═════ Raw data ═════
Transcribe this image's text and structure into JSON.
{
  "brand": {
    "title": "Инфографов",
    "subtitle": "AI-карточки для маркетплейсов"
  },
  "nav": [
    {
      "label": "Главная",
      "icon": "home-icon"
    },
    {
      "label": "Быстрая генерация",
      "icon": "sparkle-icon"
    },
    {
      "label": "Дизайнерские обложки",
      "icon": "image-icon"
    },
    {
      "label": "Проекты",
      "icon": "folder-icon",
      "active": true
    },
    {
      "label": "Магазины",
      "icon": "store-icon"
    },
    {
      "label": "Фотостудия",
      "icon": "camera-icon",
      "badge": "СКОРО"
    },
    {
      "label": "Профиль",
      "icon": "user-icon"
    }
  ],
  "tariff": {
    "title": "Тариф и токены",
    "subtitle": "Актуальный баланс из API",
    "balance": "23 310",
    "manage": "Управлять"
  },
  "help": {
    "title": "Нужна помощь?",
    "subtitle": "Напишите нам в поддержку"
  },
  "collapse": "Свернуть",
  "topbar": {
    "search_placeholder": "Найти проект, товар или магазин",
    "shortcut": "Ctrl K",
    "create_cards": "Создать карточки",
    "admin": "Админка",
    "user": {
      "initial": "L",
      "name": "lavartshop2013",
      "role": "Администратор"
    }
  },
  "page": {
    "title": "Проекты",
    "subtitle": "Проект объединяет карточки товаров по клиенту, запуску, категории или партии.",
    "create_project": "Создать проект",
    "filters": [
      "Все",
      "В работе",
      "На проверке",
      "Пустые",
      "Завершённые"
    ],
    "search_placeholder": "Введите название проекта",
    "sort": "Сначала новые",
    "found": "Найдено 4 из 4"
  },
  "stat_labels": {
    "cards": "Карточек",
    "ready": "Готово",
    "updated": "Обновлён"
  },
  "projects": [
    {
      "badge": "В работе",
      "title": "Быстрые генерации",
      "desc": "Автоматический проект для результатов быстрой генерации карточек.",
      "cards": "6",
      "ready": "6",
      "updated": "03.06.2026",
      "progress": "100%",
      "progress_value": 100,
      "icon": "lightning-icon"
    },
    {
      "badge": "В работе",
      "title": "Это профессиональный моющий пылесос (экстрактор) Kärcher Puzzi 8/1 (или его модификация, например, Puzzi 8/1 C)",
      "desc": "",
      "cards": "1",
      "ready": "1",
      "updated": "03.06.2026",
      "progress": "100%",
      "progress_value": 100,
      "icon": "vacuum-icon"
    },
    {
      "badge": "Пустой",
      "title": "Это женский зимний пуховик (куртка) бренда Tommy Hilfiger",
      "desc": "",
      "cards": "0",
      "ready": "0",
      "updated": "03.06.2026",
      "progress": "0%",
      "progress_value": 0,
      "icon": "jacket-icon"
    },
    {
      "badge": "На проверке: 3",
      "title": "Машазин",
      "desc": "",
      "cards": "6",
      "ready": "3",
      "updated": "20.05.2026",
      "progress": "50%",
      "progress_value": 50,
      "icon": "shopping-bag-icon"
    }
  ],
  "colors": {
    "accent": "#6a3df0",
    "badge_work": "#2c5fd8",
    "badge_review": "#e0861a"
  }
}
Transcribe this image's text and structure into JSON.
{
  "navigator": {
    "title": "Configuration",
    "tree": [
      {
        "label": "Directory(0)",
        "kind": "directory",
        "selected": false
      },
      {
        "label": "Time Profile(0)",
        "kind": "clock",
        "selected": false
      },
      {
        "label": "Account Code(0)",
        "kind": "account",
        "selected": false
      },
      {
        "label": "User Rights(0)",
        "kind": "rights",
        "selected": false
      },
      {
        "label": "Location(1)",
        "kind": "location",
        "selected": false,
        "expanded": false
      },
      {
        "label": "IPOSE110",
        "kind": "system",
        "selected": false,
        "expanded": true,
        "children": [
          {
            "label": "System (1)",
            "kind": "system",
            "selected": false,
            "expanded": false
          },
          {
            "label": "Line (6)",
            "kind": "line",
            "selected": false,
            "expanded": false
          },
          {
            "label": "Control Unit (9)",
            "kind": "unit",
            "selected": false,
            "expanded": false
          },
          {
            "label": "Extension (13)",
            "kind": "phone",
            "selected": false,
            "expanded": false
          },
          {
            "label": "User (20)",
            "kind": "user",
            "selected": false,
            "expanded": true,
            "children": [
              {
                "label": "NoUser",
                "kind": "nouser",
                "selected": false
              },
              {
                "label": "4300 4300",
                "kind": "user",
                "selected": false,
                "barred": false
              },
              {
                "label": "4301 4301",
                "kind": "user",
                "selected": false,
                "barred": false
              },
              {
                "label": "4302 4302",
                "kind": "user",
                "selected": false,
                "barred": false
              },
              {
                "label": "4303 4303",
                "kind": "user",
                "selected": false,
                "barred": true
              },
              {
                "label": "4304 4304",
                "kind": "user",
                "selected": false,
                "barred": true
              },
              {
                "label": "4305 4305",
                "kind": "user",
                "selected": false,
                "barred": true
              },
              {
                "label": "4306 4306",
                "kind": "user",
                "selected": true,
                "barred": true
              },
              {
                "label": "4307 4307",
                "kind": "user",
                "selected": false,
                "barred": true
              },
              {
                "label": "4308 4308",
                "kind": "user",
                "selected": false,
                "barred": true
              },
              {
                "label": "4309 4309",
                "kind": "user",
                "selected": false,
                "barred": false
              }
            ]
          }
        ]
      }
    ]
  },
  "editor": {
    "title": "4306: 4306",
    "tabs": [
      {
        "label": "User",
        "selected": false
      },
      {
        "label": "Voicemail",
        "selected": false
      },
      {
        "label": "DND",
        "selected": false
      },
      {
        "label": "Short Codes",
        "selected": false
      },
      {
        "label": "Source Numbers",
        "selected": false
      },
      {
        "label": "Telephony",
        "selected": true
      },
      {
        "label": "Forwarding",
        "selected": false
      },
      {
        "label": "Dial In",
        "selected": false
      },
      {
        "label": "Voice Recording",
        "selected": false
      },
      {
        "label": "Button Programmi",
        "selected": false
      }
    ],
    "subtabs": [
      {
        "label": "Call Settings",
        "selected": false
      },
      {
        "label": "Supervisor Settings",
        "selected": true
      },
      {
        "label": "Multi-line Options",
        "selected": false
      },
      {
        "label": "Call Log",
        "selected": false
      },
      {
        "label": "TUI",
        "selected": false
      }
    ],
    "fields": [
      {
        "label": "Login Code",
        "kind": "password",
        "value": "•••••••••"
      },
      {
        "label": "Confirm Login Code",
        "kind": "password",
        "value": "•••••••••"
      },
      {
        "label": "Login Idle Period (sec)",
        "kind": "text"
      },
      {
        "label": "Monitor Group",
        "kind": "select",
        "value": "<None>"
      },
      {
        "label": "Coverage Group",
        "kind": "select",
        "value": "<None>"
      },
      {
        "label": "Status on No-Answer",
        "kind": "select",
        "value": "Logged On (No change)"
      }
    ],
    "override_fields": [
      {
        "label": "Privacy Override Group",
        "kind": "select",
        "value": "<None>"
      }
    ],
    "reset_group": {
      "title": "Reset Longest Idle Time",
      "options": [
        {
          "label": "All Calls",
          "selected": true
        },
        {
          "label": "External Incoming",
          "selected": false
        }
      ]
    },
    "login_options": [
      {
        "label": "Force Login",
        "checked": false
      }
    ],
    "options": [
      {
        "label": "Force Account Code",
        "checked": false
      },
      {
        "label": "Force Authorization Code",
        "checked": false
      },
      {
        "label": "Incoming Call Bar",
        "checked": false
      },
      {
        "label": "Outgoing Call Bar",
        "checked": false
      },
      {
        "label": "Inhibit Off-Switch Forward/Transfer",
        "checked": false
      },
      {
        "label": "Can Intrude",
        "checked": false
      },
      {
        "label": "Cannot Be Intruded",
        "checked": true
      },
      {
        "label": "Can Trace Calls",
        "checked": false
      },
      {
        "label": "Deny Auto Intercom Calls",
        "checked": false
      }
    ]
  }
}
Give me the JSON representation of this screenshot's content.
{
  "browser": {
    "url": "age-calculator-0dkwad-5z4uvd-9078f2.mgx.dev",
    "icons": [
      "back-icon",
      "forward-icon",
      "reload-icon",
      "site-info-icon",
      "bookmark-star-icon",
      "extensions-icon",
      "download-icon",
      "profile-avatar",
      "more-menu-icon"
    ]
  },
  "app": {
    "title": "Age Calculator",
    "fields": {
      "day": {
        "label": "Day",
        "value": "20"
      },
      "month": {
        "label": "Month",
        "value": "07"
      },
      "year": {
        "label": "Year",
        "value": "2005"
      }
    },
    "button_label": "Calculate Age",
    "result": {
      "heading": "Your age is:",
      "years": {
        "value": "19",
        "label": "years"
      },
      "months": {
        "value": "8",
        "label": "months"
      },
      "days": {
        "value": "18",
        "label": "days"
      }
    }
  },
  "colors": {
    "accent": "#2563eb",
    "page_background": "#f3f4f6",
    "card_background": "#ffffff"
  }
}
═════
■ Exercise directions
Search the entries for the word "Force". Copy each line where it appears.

■ Your solution
        "label": "Force Login",
        "label": "Force Account Code",
        "label": "Force Authorization Code",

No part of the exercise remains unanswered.